I have a fair share of samples from Guan Zi Zai, and they've all left me with a good impression so far. But I'm still a greenhorn in sampling young sheng, so perhaps my opinion doesn't count as much. Would be nice to see other peoples' impressions of offerings from this company, especially the ones that are up on Yunnan Sourcing, which are all 2009 cakes.


Anonymous said...

I like Jingmai too though I don't know enough to compare it to others yet. You just need to realize that other people's opinions aren't worth more than yours when it comes to the Puerh. This is because some people will like some terroirs that others don't like. And is there a Puerh that's just bad in the eyes of everyone? I'm not sure if that's possible. --Spirituality of Tea

shibumi said...
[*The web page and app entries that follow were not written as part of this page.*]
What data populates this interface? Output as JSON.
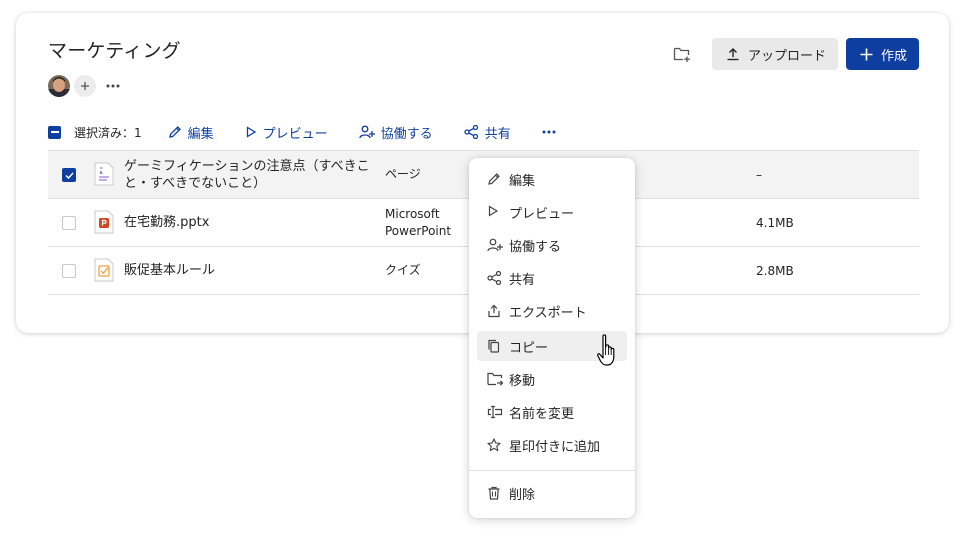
{
  "header": {
    "title": "マーケティング",
    "upload_label": "アップロード",
    "create_label": "作成"
  },
  "toolbar": {
    "selected_label": "選択済み：1",
    "edit_label": "編集",
    "preview_label": "プレビュー",
    "collaborate_label": "協働する",
    "share_label": "共有"
  },
  "files": [
    {
      "name": "ゲーミフィケーションの注意点（すべきこと・すべきでないこと）",
      "type": "ページ",
      "size": "–",
      "selected": true,
      "icon": "page-icon"
    },
    {
      "name": "在宅勤務.pptx",
      "type": "Microsoft PowerPoint",
      "size": "4.1MB",
      "selected": false,
      "icon": "powerpoint-icon"
    },
    {
      "name": "販促基本ルール",
      "type": "クイズ",
      "size": "2.8MB",
      "selected": false,
      "icon": "quiz-icon"
    }
  ],
  "menu": {
    "edit": "編集",
    "preview": "プレビュー",
    "collaborate": "協働する",
    "share": "共有",
    "export": "エクスポート",
    "copy": "コピー",
    "move": "移動",
    "rename": "名前を変更",
    "favorite": "星印付きに追加",
    "delete": "削除"
  },
  "colors": {
    "accent": "#0f3ea1",
    "selected_row": "#f3f3f3",
    "menu_hover": "#efefef"
  }
}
Jason, I commiserate with your journey... But I think your spirituality aspect of tea drinking may be detrimental on some levels. Of course people have different preferences in tea, but if a tea is clearly bad (dead, off-tastes) only a fool would not be able to recognize the quality and assign a value to it. Even tea rolled in s*&! may not be bad to everyone, but it is to most people. In a world where puerh is viewed as a collectible and it is saved like vintages of wine, people's opinion of the tea matters in a cost sense, not to your individual experience with the tea, but all the knowledge colors our purchases, and PQR is not possible to determine with keeping some kind of scorecard.

All of my teamasters can take pleasure in whatever has been placed before him, but if given a choice of tea they would pick the superior tea. (Chaqi and rarity become the main determining factor).

shibumi said...

BTW, very nice review and pictures.

Maitre_Tea said...

If the pictures are good, than that must mean that the dry leaves are at least decent, because I take horrible photos! I'm glad you liked my review, and I hope I'm not the only one that's really adoring stuff from Guan Zi Zai.

It's one thing when you have tons of people before you gushing (or denouncing)a tea, but when you're the first person to review a tea...it makes me wonder if it's actually good tea in a technical sense, like the processing, maocha, etc., or if it's just me spouting the nonense of a neophyte

Anonymous said...

Shibumi: Yes, I do want to add that I guess you're right when it comes to aging Puerh. In that case, it's not worth it to save a cake that won't age well and appreciate in its worth in the eyes of most people. I should specify that flavor is in the eyes of the beholder more so when it comes to raw, young Puerh. --Spirituality of Tea

Anonymous said...

pay this guy (Jason Witt) no mind, he is truly an idiot's idiot. On every blog that I read he rears his ugly face, to make some insipid comment about the "spirituality of tea." He tries to make serious comments on teas that people blog about, but it comes off sounding foolish. I wonder who buys the rubbish that he's trying to sell.

Bret said...

I,m glad to see a review of this tea as Ive had my eye on these cakes myself, especially the Ban Zhang. When you get around to that one please post your thoughts. By the way sometimes a beginners take on teas are even more valuable than the seasoned sheng drinker. Their perception isnt skewed by preconceived ideas about what a tea should look or taste like. We tend to make comparisons with teas we have had previously and if they are not similar then the teas are perceived as suspect.

Anonymous said...

The XZH jing mai is definitly worth the sample if profoundly not the cake.